As Kate Moss's collection hit Topshop this morning, we found ourselves on the rack for covering it.
"Congratulations on your marketing efforts on behalf of Kate Moss. Each time you mention her name a wave of apathy runs around our household", said one viewer. "Philip Green must be laughing all the way to the bank" said another. While "Look at those lemmings piling into that shop" was how someone else summed it up.
So why did we feature it? And why did we feel we needed to mention it on two consecutive days?
The first question is easier than the second.
Love her or loathe her, Kate Moss is a modern icon. Just look at the level of press coverage she generates.
Topshop - a privately-owned company and a big employer - have taken a commercial decision to involve her in their design process, just as other retailers have done with the likes of Madonna and Lilly Allen. That, in itself, is an interesting shift in fashion retailing.
There's also the issue of modern consumer behaviour. Witness the scenes at Primark's Oxford Street launch.
Is it 'a story'? Well, it's all about popular culture and - as I have said before on this blog - news content needs to include popular culture if it's to retain its relevance.
But why did we do it twice? This is a trickier one for me. We focussed on the launch, in a preview piece yesterday, because we thought it would be odd not to look ahead to one of the biggest retail launches of the year. Our package included an element of critical review, from a fashion writer, in order to make it feel like a proper piece of objective reportage.
This morning, it would have seemed odd not to be there for the opening of the doors, so our reporter Susannah Streeter was live in the queue. Keeping a sense of critical review, amid the excitement outside the store, was tougher. However, we included voxpops from a couple of shoppers who were somewhat underwhelmed by the offer.

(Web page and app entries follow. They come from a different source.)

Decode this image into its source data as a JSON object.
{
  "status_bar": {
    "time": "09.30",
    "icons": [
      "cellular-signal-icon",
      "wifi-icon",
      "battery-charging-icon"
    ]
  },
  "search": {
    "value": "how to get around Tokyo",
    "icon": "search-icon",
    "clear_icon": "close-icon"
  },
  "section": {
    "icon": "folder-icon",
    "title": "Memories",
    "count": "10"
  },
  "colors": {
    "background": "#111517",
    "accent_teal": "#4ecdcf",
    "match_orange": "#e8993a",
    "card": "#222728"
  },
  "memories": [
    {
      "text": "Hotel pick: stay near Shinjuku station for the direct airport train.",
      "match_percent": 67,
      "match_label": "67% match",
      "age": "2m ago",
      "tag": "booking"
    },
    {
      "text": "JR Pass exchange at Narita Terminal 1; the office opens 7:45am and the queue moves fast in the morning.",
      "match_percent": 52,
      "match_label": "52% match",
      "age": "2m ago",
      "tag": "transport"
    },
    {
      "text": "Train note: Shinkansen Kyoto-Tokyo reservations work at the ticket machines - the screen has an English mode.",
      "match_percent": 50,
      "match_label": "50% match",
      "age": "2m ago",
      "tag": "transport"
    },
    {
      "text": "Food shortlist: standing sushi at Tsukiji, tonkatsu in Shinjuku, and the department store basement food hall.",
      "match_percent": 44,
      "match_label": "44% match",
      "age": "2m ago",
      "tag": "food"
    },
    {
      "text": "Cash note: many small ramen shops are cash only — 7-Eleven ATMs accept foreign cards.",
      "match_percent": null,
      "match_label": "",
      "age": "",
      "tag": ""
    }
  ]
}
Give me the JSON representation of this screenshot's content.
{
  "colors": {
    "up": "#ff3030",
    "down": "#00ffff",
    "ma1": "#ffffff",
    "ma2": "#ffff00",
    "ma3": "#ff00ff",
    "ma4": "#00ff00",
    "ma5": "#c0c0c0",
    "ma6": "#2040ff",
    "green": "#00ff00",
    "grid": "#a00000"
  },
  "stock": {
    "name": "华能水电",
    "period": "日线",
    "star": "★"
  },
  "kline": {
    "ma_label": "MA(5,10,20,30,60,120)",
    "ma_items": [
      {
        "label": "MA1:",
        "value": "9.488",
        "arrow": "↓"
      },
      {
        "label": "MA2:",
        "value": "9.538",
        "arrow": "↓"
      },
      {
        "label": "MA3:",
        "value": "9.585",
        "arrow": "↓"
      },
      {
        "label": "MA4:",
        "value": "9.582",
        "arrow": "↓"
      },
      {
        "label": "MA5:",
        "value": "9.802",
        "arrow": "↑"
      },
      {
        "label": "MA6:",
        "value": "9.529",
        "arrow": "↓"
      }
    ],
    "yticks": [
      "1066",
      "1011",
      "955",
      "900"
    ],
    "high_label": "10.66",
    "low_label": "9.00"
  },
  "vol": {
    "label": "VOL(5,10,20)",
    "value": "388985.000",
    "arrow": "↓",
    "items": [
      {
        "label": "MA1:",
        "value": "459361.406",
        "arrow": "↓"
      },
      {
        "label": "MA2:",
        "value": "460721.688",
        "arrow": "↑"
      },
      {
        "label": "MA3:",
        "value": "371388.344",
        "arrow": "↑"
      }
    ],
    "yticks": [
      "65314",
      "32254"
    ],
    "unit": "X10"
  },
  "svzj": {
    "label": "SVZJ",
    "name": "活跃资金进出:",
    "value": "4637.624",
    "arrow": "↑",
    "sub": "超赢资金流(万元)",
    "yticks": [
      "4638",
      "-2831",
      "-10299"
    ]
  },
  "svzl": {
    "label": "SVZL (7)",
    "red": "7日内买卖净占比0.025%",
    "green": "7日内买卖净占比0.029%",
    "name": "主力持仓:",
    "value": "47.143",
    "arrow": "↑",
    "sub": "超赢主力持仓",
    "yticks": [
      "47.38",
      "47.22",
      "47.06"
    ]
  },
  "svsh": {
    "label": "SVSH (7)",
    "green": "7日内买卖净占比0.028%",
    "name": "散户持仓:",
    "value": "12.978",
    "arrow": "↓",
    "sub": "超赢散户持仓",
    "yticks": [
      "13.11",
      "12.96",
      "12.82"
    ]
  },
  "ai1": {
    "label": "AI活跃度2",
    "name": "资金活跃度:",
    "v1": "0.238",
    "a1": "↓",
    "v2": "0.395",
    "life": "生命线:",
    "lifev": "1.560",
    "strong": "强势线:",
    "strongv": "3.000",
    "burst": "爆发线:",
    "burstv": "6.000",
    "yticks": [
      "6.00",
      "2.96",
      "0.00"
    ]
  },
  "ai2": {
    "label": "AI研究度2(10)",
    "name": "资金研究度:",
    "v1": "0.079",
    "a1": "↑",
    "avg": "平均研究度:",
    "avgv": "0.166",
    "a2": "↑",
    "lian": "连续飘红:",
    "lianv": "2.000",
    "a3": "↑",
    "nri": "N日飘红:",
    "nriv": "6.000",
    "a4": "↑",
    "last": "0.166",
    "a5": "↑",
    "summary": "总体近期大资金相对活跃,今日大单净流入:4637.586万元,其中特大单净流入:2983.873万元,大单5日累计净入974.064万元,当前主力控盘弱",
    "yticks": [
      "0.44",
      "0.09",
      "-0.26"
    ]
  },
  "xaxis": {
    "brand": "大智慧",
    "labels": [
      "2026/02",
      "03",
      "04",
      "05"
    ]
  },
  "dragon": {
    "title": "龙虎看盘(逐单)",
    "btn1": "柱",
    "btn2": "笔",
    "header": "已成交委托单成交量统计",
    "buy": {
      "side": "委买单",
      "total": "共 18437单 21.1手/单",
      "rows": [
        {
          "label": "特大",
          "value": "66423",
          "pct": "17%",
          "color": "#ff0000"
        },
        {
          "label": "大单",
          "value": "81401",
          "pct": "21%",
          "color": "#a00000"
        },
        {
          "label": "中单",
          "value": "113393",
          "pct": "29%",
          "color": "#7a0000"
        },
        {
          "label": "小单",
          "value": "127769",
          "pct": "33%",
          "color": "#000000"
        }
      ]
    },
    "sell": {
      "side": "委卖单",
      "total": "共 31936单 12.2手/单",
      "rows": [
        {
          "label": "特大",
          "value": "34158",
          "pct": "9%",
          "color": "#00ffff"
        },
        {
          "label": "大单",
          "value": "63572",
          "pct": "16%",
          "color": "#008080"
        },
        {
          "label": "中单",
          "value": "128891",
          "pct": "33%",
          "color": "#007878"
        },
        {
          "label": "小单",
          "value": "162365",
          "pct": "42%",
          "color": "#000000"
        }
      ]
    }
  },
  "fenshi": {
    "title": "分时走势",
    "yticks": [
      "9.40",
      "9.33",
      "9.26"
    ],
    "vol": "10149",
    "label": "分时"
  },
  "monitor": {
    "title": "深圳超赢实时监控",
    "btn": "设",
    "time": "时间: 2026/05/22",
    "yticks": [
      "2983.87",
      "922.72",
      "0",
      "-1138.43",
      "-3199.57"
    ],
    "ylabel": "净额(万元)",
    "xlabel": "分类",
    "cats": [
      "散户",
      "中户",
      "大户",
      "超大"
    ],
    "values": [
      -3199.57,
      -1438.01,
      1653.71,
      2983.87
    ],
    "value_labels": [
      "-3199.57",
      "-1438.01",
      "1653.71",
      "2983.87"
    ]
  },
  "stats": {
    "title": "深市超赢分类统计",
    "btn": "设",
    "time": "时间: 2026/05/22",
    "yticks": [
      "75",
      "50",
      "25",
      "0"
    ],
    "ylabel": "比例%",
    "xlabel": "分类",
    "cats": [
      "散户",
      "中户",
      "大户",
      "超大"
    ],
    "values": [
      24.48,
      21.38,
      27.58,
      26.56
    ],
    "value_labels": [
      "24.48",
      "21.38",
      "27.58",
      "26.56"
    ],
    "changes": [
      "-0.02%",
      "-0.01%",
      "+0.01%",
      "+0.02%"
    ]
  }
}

Among the criticisms this morning, a few of our viewers pointed out that there are many young British designers struggling for recognition. Why don't we feature them? The answer, of course, is that they are 'not Kate Moss'. But I must admit that those comments did set us thinking about how we might tell that 'story' too.